BEGIN Records provided
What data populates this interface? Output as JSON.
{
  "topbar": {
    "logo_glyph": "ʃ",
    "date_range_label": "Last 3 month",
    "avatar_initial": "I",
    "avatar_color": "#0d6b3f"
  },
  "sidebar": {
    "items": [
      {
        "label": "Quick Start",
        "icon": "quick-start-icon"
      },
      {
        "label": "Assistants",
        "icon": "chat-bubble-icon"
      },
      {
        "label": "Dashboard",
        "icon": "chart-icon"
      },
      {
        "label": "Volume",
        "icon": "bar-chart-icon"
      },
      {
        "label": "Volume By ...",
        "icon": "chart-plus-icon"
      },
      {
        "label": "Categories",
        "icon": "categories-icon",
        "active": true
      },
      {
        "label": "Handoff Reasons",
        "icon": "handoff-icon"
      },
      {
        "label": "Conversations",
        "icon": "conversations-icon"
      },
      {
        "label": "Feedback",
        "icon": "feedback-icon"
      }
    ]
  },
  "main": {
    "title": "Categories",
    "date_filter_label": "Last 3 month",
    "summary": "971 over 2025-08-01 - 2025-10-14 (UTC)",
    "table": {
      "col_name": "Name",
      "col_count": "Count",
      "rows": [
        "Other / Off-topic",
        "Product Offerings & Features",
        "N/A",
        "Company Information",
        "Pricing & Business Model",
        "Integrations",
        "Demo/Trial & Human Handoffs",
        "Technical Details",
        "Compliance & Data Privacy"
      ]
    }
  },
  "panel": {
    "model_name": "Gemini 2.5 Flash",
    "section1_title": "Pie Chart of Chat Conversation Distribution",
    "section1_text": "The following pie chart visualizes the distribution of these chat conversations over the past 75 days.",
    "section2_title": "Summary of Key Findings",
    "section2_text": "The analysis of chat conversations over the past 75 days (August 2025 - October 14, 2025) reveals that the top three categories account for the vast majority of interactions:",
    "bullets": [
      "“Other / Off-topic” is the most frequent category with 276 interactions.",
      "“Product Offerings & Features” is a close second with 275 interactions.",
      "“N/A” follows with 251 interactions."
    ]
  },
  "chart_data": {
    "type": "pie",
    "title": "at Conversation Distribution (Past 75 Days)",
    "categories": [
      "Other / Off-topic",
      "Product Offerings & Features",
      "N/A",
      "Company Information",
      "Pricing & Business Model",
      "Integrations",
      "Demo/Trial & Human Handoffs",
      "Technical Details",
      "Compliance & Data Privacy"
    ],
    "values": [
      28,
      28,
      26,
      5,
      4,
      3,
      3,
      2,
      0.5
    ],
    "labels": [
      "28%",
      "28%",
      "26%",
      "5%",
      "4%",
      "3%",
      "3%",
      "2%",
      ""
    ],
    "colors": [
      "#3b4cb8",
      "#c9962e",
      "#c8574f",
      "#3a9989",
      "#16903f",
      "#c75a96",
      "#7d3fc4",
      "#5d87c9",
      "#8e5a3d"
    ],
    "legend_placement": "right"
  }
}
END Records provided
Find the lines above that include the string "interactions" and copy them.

    "section2_text": "The analysis of chat conversations over the past 75 days (August 2025 - October 14, 2025) reveals that the top three categories account for the vast majority of interactions:",
      "“Other / Off-topic” is the most frequent category with 276 interactions.",
      "“Product Offerings & Features” is a close second with 275 interactions.",
      "“N/A” follows with 251 interactions."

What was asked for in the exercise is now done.